How it works
The working principle of the digital pressure sensor is that the pressure acts directly on the diaphragm of the sensor, so that the diaphragm generates a micro displacement proportional to the pressure of the medium, so that the resistance of the sensor changes, and the change is detected by the electronic circuit, and an output is converted. The digital standard signal that corresponds to this pressure.
Attribute feature editing
1. Sensor: A device or device that can sense a specified measurement and convert it into a usable output signal according to a certain law. There are usually sensitive components and conversion components.
1 Sensitive element refers to the part of the sensor that can be directly (or responsive) to be measured.
2 Conversion element refers to the north side of the sensor that can be sensed (or responded) by the sensitive element is converted into a portion of the electrical signal that is transmitted and/or measured.
3 When the output is the specified standard signal, it is called the transmitter.
2. Measurement range: The range of measured values within the allowable error limit.
3. Range: The algebraic difference between the upper and lower limits of the measurement range.
4. Accuracy: The degree of agreement between the measured result and the true value.
5. From renaturation: The degree of coincidence between the results of multiple successive measurements of the same measured quantity under all of the following conditions:
6. Resolution: The minimum amount of change that the sensor may detect in a specified measurement range circle.

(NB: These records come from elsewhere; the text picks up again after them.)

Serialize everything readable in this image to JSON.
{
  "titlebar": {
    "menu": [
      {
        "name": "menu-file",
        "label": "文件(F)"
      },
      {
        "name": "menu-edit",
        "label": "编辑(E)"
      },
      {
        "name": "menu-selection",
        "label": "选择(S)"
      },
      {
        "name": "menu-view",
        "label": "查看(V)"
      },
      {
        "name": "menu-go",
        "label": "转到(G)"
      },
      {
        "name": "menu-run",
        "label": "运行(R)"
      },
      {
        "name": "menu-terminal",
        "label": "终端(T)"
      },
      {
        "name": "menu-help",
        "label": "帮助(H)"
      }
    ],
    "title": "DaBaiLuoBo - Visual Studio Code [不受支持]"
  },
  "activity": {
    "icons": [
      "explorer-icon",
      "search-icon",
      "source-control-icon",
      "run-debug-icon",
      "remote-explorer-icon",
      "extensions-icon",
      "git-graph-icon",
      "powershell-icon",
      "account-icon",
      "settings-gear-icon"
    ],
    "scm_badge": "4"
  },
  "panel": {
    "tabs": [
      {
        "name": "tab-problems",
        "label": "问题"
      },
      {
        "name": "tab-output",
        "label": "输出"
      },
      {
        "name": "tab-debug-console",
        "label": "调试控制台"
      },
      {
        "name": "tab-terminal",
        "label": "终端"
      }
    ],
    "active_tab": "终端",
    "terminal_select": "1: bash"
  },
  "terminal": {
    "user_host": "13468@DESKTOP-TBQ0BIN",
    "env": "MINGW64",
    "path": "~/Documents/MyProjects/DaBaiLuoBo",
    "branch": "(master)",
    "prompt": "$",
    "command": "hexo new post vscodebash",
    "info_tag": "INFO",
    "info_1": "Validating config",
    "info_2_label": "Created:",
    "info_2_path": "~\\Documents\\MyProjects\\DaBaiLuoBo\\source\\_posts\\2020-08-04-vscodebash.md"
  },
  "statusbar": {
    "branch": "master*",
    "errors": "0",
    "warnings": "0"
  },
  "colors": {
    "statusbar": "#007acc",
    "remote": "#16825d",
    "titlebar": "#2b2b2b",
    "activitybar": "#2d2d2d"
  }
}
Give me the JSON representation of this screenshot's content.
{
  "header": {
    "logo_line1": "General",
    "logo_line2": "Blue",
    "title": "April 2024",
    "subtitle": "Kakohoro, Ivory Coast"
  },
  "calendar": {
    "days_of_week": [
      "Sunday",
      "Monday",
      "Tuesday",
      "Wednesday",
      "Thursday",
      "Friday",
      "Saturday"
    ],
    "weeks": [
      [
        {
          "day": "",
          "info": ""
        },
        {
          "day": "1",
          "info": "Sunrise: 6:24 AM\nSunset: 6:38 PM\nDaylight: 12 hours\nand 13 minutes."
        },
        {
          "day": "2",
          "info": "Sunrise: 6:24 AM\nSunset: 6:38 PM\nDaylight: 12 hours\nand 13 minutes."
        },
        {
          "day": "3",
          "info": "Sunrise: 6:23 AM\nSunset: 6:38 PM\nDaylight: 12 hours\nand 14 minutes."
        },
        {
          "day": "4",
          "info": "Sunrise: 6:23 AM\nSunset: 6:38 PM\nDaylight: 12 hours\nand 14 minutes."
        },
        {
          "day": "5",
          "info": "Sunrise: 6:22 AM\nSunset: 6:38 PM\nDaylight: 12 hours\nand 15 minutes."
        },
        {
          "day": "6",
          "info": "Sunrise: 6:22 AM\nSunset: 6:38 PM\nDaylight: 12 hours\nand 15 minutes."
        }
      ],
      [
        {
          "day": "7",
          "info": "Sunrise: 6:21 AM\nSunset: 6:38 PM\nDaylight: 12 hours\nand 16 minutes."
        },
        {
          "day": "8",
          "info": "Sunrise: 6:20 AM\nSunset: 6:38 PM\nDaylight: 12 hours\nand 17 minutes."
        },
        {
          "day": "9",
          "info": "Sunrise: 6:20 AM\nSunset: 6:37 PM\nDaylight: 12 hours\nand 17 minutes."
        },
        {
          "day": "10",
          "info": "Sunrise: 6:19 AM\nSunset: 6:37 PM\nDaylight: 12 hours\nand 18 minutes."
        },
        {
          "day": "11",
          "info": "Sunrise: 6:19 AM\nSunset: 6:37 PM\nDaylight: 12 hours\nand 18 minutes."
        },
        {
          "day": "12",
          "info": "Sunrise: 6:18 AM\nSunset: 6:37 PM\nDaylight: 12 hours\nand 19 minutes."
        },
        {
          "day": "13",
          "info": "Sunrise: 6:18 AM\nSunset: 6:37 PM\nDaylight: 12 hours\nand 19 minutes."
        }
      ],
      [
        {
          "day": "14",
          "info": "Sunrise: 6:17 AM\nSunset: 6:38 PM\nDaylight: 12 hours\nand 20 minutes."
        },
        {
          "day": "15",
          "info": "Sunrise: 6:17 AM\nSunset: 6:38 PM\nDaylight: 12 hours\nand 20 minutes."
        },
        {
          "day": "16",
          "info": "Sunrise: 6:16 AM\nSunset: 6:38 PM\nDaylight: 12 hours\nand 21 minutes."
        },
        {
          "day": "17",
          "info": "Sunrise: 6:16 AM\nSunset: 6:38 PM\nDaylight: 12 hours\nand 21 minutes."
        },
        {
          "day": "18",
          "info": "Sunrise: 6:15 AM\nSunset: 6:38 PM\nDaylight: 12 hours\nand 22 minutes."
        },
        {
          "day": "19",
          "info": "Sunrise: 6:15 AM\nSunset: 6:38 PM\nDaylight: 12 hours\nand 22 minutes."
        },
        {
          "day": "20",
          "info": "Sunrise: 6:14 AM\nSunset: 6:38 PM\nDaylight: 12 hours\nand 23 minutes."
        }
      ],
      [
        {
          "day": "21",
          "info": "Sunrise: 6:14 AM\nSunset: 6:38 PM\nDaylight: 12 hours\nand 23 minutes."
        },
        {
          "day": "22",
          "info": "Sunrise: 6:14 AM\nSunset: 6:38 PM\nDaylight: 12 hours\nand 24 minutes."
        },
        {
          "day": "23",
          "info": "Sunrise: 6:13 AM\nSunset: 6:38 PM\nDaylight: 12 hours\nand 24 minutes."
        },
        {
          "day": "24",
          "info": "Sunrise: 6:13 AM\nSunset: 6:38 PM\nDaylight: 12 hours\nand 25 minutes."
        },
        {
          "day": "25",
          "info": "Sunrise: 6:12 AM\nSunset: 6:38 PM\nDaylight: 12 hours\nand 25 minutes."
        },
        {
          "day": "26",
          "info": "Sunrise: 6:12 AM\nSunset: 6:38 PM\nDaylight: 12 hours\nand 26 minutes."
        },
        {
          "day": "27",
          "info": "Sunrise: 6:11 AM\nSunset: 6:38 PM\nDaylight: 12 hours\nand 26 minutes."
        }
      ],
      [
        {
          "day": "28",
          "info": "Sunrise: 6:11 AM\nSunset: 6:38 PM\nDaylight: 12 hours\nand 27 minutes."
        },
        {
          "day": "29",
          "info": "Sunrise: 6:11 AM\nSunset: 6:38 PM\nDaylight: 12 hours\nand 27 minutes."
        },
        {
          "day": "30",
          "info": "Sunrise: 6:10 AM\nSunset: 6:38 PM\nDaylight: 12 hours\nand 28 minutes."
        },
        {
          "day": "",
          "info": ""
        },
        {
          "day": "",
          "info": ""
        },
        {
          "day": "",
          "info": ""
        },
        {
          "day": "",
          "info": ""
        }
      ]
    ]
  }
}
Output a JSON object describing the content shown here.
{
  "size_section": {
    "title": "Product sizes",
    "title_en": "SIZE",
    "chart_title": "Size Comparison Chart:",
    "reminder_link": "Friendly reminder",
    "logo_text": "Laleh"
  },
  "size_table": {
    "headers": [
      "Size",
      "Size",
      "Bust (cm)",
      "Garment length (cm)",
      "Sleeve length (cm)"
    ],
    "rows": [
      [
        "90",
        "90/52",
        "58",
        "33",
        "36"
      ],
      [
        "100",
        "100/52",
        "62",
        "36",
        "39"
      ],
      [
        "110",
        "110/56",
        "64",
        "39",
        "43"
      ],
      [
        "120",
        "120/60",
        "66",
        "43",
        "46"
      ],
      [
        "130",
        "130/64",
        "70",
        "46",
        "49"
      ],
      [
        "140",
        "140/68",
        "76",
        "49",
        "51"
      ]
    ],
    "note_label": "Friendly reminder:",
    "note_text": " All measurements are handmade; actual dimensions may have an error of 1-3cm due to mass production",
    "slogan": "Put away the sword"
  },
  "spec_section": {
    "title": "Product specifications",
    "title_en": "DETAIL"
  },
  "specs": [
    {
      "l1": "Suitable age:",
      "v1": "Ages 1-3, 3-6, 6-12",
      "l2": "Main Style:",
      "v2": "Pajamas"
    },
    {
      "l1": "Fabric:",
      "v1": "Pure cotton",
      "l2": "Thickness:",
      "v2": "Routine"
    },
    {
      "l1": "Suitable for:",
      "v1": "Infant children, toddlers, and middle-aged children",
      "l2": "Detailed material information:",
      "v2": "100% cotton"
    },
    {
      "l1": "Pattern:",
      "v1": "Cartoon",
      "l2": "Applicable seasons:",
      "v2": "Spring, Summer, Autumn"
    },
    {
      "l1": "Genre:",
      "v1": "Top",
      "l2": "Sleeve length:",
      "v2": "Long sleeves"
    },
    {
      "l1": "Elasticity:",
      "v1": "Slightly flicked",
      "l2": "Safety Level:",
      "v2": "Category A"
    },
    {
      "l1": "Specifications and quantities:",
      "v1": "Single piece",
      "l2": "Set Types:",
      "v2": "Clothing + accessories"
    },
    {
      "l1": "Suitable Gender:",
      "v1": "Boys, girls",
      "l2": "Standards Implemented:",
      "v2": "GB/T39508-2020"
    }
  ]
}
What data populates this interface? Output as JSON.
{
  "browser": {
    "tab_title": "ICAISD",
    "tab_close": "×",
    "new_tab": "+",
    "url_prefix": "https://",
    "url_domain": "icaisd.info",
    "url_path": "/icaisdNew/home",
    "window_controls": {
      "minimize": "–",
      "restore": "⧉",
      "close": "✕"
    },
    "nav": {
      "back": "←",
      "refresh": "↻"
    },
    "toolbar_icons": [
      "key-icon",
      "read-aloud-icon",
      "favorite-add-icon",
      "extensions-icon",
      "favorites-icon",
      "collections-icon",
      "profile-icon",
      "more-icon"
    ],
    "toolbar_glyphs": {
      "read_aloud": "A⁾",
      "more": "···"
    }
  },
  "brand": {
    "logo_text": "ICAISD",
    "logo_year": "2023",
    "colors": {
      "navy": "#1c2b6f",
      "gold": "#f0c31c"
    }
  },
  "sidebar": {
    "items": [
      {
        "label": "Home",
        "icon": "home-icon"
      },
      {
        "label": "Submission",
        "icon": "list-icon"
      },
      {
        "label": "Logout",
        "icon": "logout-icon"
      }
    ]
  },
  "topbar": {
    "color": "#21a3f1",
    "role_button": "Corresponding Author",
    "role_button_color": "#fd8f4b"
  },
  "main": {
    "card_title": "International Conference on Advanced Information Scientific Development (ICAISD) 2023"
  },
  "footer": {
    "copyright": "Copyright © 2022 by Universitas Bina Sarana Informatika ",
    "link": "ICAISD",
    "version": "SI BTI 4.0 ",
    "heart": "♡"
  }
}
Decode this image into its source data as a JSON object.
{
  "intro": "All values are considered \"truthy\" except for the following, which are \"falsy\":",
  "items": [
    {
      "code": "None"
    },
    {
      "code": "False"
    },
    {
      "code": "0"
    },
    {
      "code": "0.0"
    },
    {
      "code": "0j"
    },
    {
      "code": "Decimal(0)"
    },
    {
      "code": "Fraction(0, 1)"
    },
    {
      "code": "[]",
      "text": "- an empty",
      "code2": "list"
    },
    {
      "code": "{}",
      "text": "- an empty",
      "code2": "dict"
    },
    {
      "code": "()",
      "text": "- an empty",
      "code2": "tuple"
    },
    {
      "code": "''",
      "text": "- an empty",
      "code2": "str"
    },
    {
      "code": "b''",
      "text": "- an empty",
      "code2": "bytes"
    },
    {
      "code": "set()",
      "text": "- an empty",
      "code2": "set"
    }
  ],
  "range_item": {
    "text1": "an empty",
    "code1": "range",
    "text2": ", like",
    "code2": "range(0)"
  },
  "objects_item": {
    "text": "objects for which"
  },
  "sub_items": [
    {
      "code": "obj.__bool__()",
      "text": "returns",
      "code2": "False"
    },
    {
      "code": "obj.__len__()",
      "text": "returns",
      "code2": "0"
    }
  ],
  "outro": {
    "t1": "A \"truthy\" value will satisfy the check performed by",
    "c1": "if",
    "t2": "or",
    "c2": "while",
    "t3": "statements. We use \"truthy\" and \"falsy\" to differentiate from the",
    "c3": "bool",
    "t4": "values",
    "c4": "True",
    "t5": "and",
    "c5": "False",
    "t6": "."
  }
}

7. Threshold: The smallest change that can be measured at the output of the sensor to produce a measurable change.
8. Zero: The state in which the absolute value of the output is minimized, such as equilibrium.
9. Excitation: External energy (voltage or current) applied to make the sensor work properly.
10. Maximal excitation: The maximum value of the excitation voltage or current that can be applied to the sensor under the conditions in the city.
11. Input Impedance: The measured impedance at the input of the sensor when the output is short-circuited.
12. Output: There is an amount of electricity generated by the sensor that is measured as a function of the relationship.
13. Output Impedance: The measured impedance at the output of the sensor when the input is short-circuited.
14. Zero output: In the city conditions, the output of the sensor is added when it is measured as zero.
15. Hysteresis: The maximum difference that occurs in the output when the measured value increases and decreases within the specified range.
16. Late: The time delay of the change of the output signal relative to the input signal.
17. Drift: At certain intervals of time, the sensor output is finally measured for unrelated unwanted changes.
18. Zero drift: Changes at specified time intervals and at zero output in indoor conditions.
19. Sensitivity: The ratio of the sensor output increment to the corresponding input increment.
20. Sensitivity drift: The change in the slope of the calibration curve due to changes in sensitivity.
21. Thermal Sensitivity Drift: Sensitivity drift due to changes in sensitivity.
22. Thermal zero drift: Zero drift due to ambient temperature changes.
23. Linearity: The extent to which the calibration curve is consistent with a provision.
24. Philip Linearity: The degree to which the calibration curve deviates from a given straight line.
25. Long-term stability: The sensor can still maintain the ability to not exceed the allowable error within the specified time.
26. Inherent basis: The sensor's freedom (without external force) oscillates the rate when there is no resistance.
27. Response: The characteristics of the measured change at the time of output.
28. Compensating temperature range: The temperature range compensated for by the sensor to keep the range and the zero balance within the specified limits.
29. Creep: When the measured machine has more than constant environmental conditions, the output changes in the specified time.
30. Insulation resistance: In the absence of other provisions, the resistance value measured between the insulation parts of the sensor when the specified DC voltage is applied at room temperature.